“Bittersweet” is the perfect word to describe this new chapter as I leave home for my freshman year at the University of Michigan.  I’m leaving behind years of cherished friendships and vivid memories, turning points and breakthroughs, and the rock solid foundation of my family.  It’s a strange place to be -- straddling the melancholy beauty of the past and the gleaming, but unfamiliar, future on the horizon. 

Yet, this is a place where we often find ourselves in life.  Maybe we are facing the transition from middle to high school or from high school to college, the tough move to a new town or the end of a relationship.  It can be hard to let go of a phase in life, especially when that phase was full of so much goodness.  How do you let the curtain close on one part of your life, and step into an exciting but unknown new stage with grace?

I think that author Ellen Goodman has so much wisdom in her words about the ‘graceful exit’.  The essence of a graceful exit from any stage of life is in being able to let go of the past, without diminishing the immense value it had in shaping us, but knowing in confidence that we must be willing to let go if we want to grow into all of the glorious adventures the shrouded future is holding.  This is a profound challenge -- learning how to hold onto the value of our past, but not so tightly that it holds us back or slips through our fingers like the grains of sand.  Yet, as I bask in the peaceful breeze in beautiful and colorful Ann Arbor, dressed in blue and maize and surrounded by people who share my love for performing and passion for life, I am flooded with excitement about growing and learning in the incredible Musical Theatre program at the University of Michigan.  I have been given this dream come true, but to open my hands enough to accept this gift, I must loosen my grasp on the most recent chapter of my life.
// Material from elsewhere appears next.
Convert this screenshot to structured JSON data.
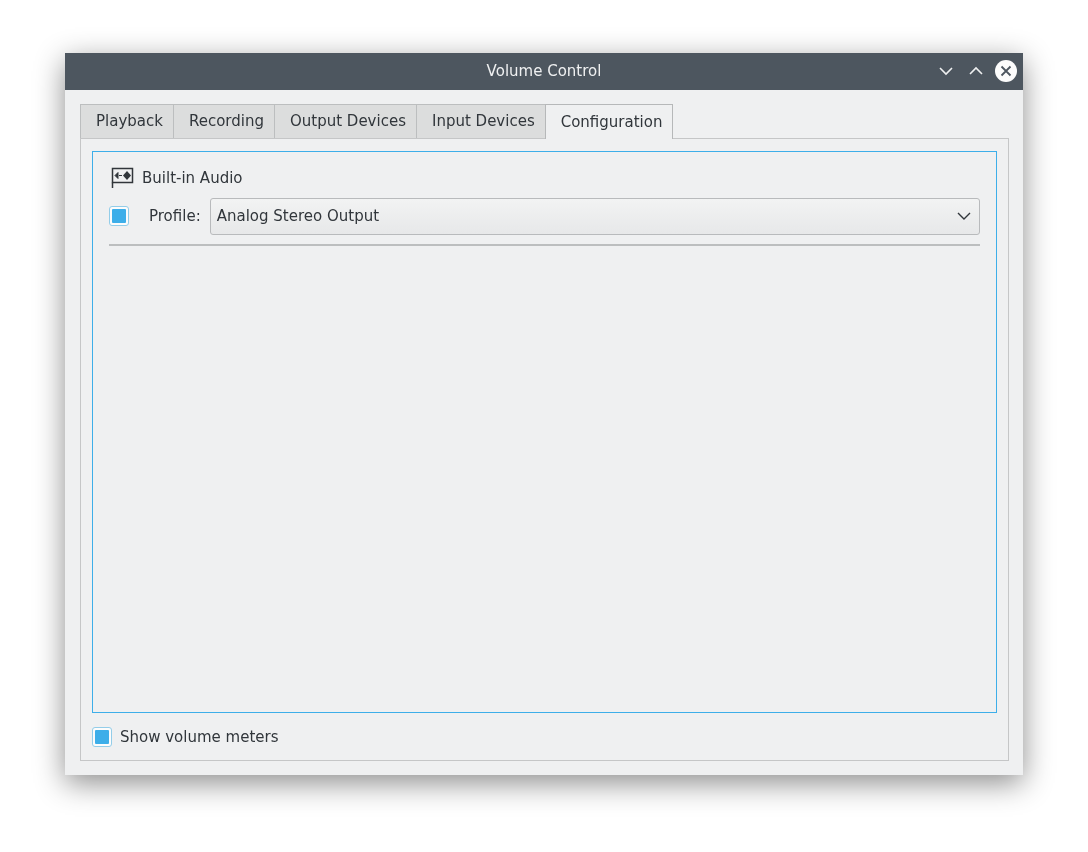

Christina Maxwell is a freshman at the University of Michigan in Ann Arbor, Michigan majoring in musical theater. Originally from Asheville, North Carolina,  Christina was a participant in the Distinguished Young Women program and was selected as the Distinguished Young Woman of North Carolina for 2012 and the Distinguished Young Woman of America for 2012.